Their arrival on the scene seemed to coincide with something of a Britpop revival in music. Like contemporaries the Kaiser Chiefs, both bands were influenced by Blur and Pulp, but while Kaiser Chiefs were more childlike and in-your-face, Franz Ferdinand gave the impression of being more arty and slightly pretentious. You wouldn't catch Kaiser Chiefs on BBC2, "telling Terry Wogan how I made it", as Franz Ferdinand singer Alex Kapranos sings on The Dark of the Matinee. The band sings about going out, conversations and holidays, in a very British fashion with barely a trace of a Scottish accent (the band hails from Glasgow).
The music has a definite retro sound, mixing guitars and Britpop sounds with 80s synths. It has the catchy quality of good pop with the vocals and musical sound of old-school indie.
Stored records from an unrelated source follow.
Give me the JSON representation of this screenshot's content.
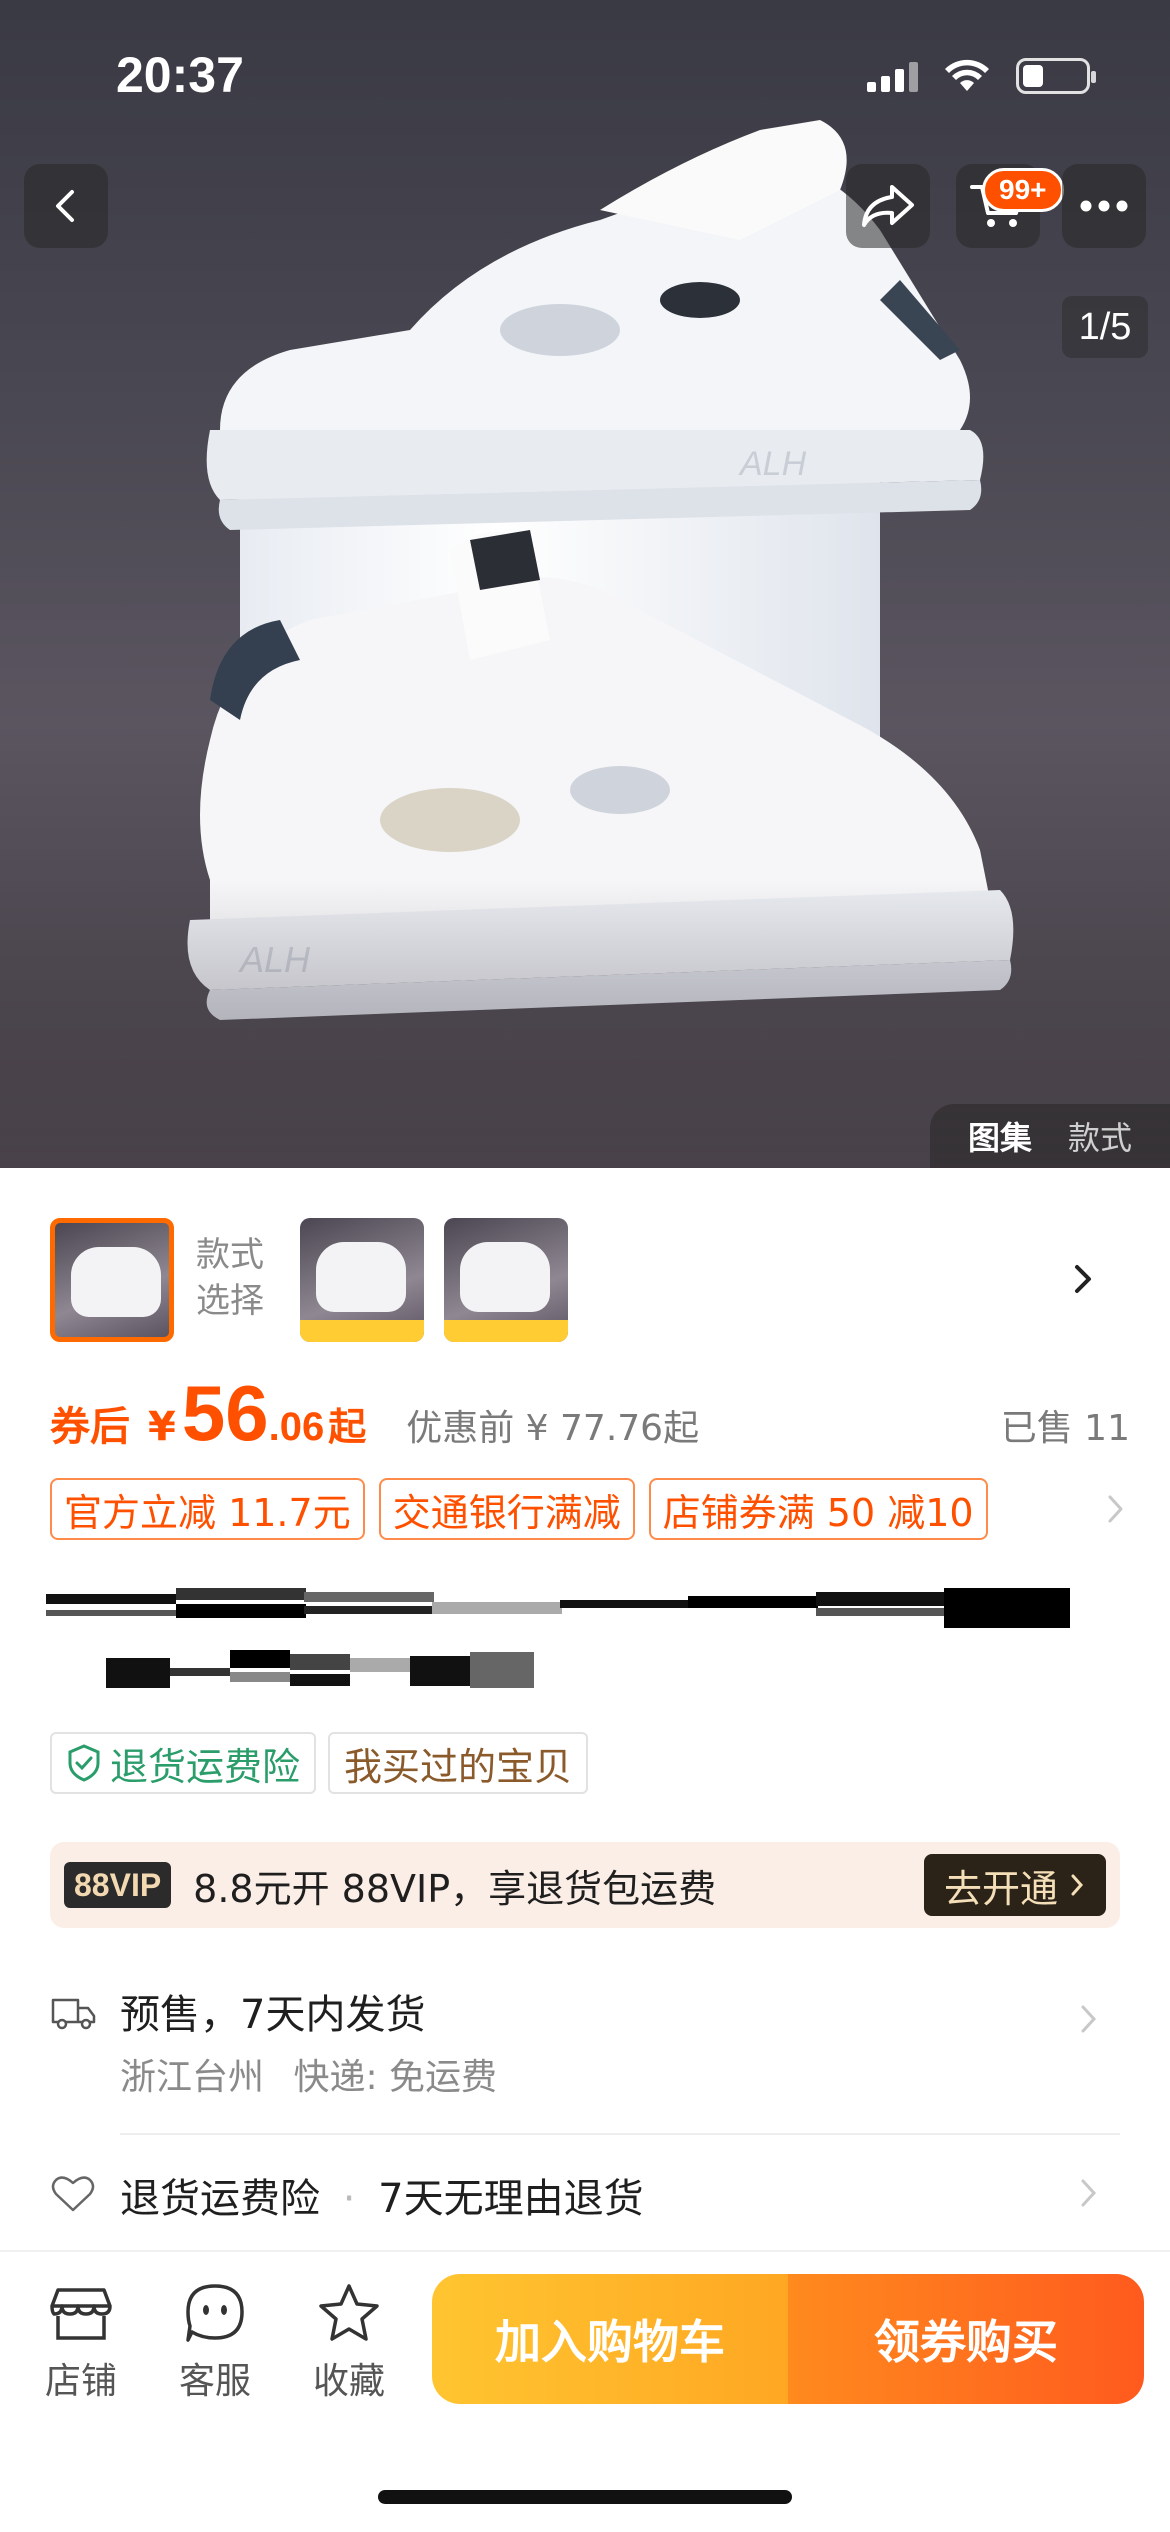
{
  "status_bar": {
    "time": "20:37"
  },
  "header": {
    "cart_badge": "99+",
    "page_indicator": "1/5",
    "gallery_tabs": [
      "图集",
      "款式"
    ]
  },
  "style_selector": {
    "label": "款式选择"
  },
  "price": {
    "after_coupon_label": "券后",
    "currency": "¥",
    "integer": "56",
    "decimal": ".06",
    "from_suffix": "起",
    "original_label": "优惠前 ¥ 77.76起",
    "sold": "已售 11"
  },
  "promotions": [
    "官方立减 11.7元",
    "交通银行满减",
    "店铺券满 50 减10"
  ],
  "service_tags": [
    "退货运费险",
    "我买过的宝贝"
  ],
  "vip": {
    "logo": "88VIP",
    "text": "8.8元开 88VIP，享退货包运费",
    "button": "去开通"
  },
  "shipping": {
    "title": "预售，7天内发货",
    "origin": "浙江台州",
    "delivery": "快递: 免运费"
  },
  "returns": {
    "insurance": "退货运费险",
    "policy": "7天无理由退货"
  },
  "bottom_bar": {
    "shop": "店铺",
    "service": "客服",
    "favorite": "收藏",
    "add_to_cart": "加入购物车",
    "buy": "领券购买"
  },
  "colors": {
    "accent": "#ff5000",
    "vip_bg": "#fbeee6",
    "cta_cart": "#ffb52a",
    "cta_buy": "#ff6a1e"
  }
}
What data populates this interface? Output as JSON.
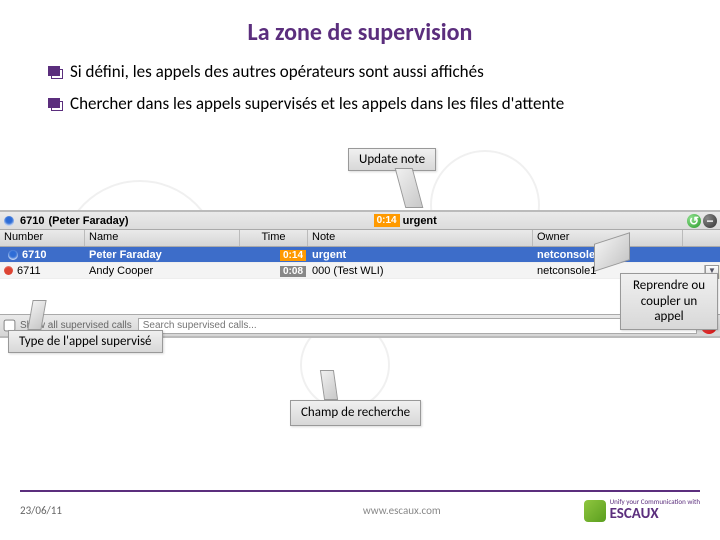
{
  "title": "La zone de supervision",
  "bullets": [
    "Si défini, les appels des autres opérateurs sont aussi affichés",
    "Chercher dans les appels supervisés et les appels dans les files d'attente"
  ],
  "callouts": {
    "update_note": "Update note",
    "reprendre": "Reprendre ou coupler un appel",
    "type_appel": "Type de l'appel supervisé",
    "champ_recherche": "Champ de recherche"
  },
  "supervision_panel": {
    "active_caller": {
      "id": "6710",
      "name": "(Peter Faraday)",
      "time": "0:14",
      "note": "urgent",
      "minus": "−"
    },
    "columns": {
      "number": "Number",
      "name": "Name",
      "time": "Time",
      "note": "Note",
      "owner": "Owner"
    },
    "rows": [
      {
        "icon": "blue",
        "number": "6710",
        "name": "Peter Faraday",
        "time": "0:14",
        "time_style": "orange",
        "note": "urgent",
        "owner": "netconsole1",
        "selected": true
      },
      {
        "icon": "red",
        "number": "6711",
        "name": "Andy Cooper",
        "time": "0:08",
        "time_style": "grey",
        "note": "000 (Test WLI)",
        "owner": "netconsole1",
        "selected": false
      }
    ],
    "checkbox_label": "Show all supervised calls",
    "search_placeholder": "Search supervised calls...",
    "clear": "✕"
  },
  "footer": {
    "date": "23/06/11",
    "url": "www.escaux.com",
    "brand": "ESCAUX",
    "tagline": "Unify your Communication with"
  }
}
The songs on the album work together well, with no songs sounding completely different or incongruous. There are no dreary ballads, just catchy uptempo numbers. This is an album to be played in a club, or at a house party. Like The Killers' debut, it has a claustrophobic, smoky feel.
The album has something of an experimental sound, with signature changes and tempo changes. Debut single Take Me Out sounds like two different songs. This makes the album as a whole sound really different and new.
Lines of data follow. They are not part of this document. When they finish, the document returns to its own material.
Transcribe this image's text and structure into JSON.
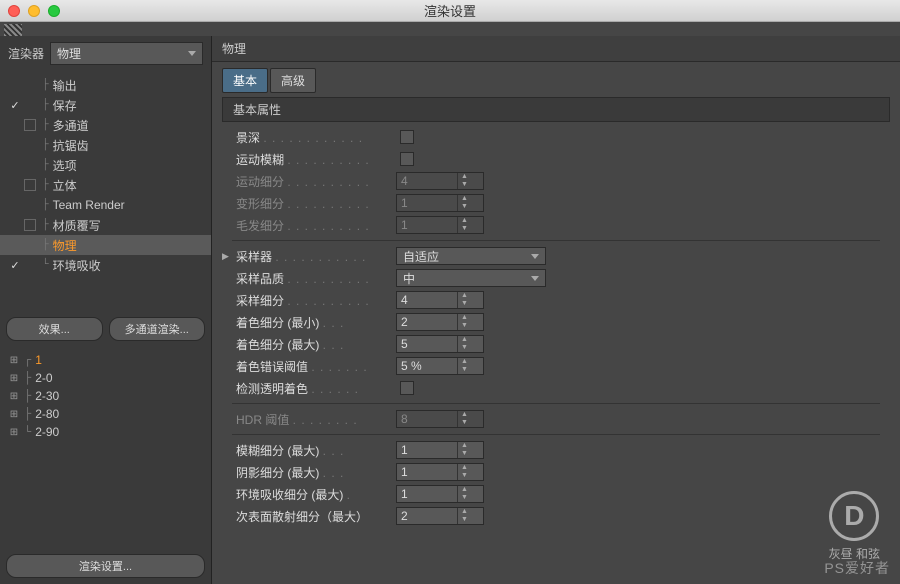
{
  "window": {
    "title": "渲染设置"
  },
  "sidebar": {
    "renderer_label": "渲染器",
    "renderer_value": "物理",
    "items": [
      {
        "label": "输出",
        "checked": false,
        "box": false
      },
      {
        "label": "保存",
        "checked": true,
        "box": false
      },
      {
        "label": "多通道",
        "checked": false,
        "box": true
      },
      {
        "label": "抗锯齿",
        "checked": false,
        "box": false
      },
      {
        "label": "选项",
        "checked": false,
        "box": false
      },
      {
        "label": "立体",
        "checked": false,
        "box": true
      },
      {
        "label": "Team Render",
        "checked": false,
        "box": false
      },
      {
        "label": "材质覆写",
        "checked": false,
        "box": true
      },
      {
        "label": "物理",
        "checked": false,
        "box": false,
        "selected": true
      },
      {
        "label": "环境吸收",
        "checked": true,
        "box": false
      }
    ],
    "btn_effects": "效果...",
    "btn_multipass": "多通道渲染...",
    "presets": [
      {
        "label": "1",
        "selected": true
      },
      {
        "label": "2-0"
      },
      {
        "label": "2-30"
      },
      {
        "label": "2-80"
      },
      {
        "label": "2-90"
      }
    ],
    "btn_render_settings": "渲染设置..."
  },
  "content": {
    "header": "物理",
    "tabs": {
      "basic": "基本",
      "advanced": "高级"
    },
    "section": "基本属性",
    "props": {
      "dof": {
        "label": "景深"
      },
      "motion_blur": {
        "label": "运动模糊"
      },
      "motion_sub": {
        "label": "运动细分",
        "value": "4"
      },
      "deform_sub": {
        "label": "变形细分",
        "value": "1"
      },
      "hair_sub": {
        "label": "毛发细分",
        "value": "1"
      },
      "sampler": {
        "label": "采样器",
        "value": "自适应"
      },
      "sample_quality": {
        "label": "采样品质",
        "value": "中"
      },
      "sample_sub": {
        "label": "采样细分",
        "value": "4"
      },
      "shade_min": {
        "label": "着色细分 (最小)",
        "value": "2"
      },
      "shade_max": {
        "label": "着色细分 (最大)",
        "value": "5"
      },
      "shade_err": {
        "label": "着色错误阈值",
        "value": "5 %"
      },
      "detect_trans": {
        "label": "检测透明着色"
      },
      "hdr_thresh": {
        "label": "HDR 阈值",
        "value": "8"
      },
      "blur_max": {
        "label": "模糊细分 (最大)",
        "value": "1"
      },
      "shadow_max": {
        "label": "阴影细分 (最大)",
        "value": "1"
      },
      "ao_max": {
        "label": "环境吸收细分 (最大)",
        "value": "1"
      },
      "sss_max": {
        "label": "次表面散射细分（最大）",
        "value": "2"
      }
    }
  },
  "watermark": {
    "letter": "D",
    "text1": "灰昼 和弦",
    "text2": "PS爱好者"
  }
}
Standout songs for me include the fantastic debut single Take Me Out, catchy Michael and quirky This Fire. The album as a whole is really strong with a bunch of great tracks, and comes highly recommended by me.
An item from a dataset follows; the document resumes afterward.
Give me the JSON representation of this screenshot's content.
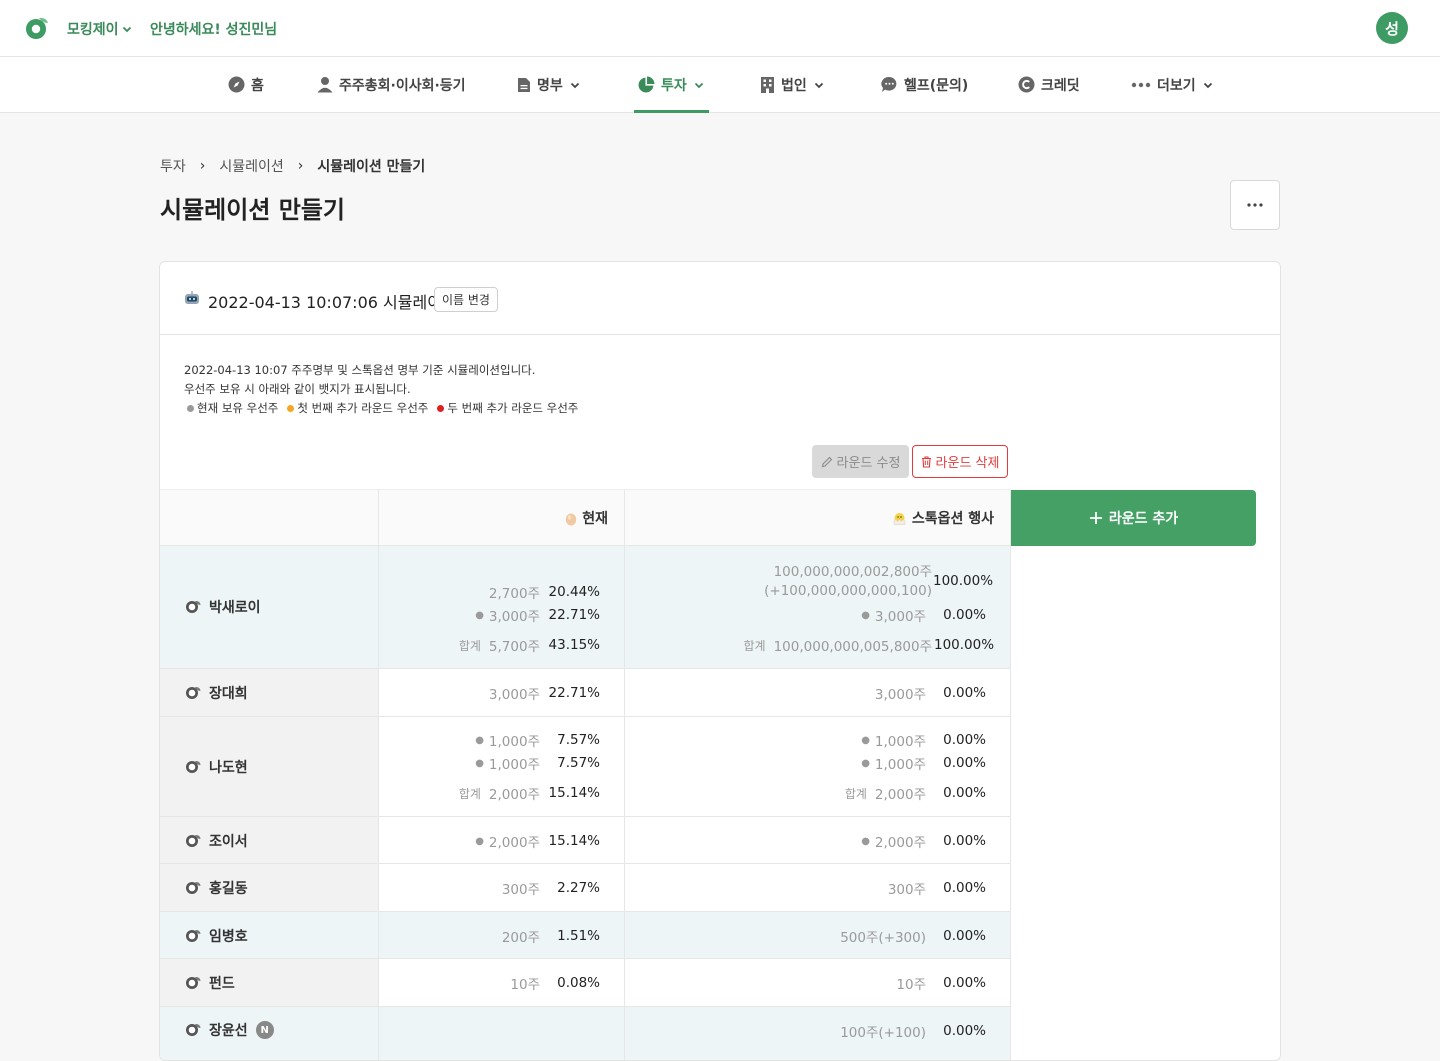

Track Listing 1. Jacqueline 2. Tell Her Tonight 3. Take Me Out 4. The Dark of the Matinee 5. Auf Achse 6. Cheating on You 7. This Fire 8. Darts of Pleasure 9. Michael 10. Come on Home 11. 40'
Franz Ferdinand: Alexander Kapranos (vocals, guitar); Nicholas McCarthy (guitar, keyboards, background vocals); Robert Hardy (bass); Paul Thomson (drums, background vocals). On their self-titled debut, Glasgow foursome Franz Ferdinand lift the jagged, danceable sounds of British post-punk to elegant and dizzying new heights. While they may seem to have much in common with the wave of American bands emerging in the early 2000s, Franz Ferdinand demonstrates a close study of the genre and proves its prowess. If the Rapture is a rowdy kegger in a Brooklyn loft, then Franz Ferdinand is a gin-soaked dance-off at an outdoor European cafe where no table remains untipped. As disciples of the Fire Engines, Josef K, and Orange Juice, chief songwriters Alex Kapranos and Nicholas McCarthy temper the edges with a sense of melody that wisely falls just shy of Blondie-style bubble gum. The centerpiece is "Take Me Out" (a U.K. top ten hit), which plays out a series of come-ons between rival assassins, over what begins as a sneering slice of mid-1990s Britpop, only to morph into a funky dance-floor tune. Kapranos is often quoted as saying that the band was started in order to "make music that girls can dance to," but this unusually assured debut is quite likely to affect discriminating boys in exactly the same way.
Rolling Stone (p.142) - Included in Rolling Stone's Top 50 Records Of 2004 - "[T]heir album is one killer song after another..."
Spin (p.68) - Ranked #3 in Spin's "40 Best Albums of the Year" - "[T]his Scottish quartet's debut feels life-altering from first listen..."
Q (3/04, p.102) - 4 stars out of 5 - "[U]tterly unique. Setting them apart is a bizarre military chic, the best basslines since peak New Order....The most ebullient British debut since Elastica." Mojo (3/04, p.95) - 4 stars out of 5 - "[T]hey see things in their own way and the songs feel like they're boiling over, there's so much heat under them." Uncut (3/04, p.88) - 5 stars out of 5 - "A dynamic, direct debut from funky, punky junk-shop monkeys who strut, swagger and shrug nonchalantly." Uncut (p.74) - Ranked #10 in Uncut's "Best New Albums of 2004" - "[With] precise guitars and jagged rhythmic angles, flushed with the arthouse swagger of Talking Heads and XTC..."
Magnet (p.66) - Ranked #7 in Magnet's "The 20 Best Albums Of 2004" - "[P]acked with stuttering mechanical riffs and smoking-jacket panache..."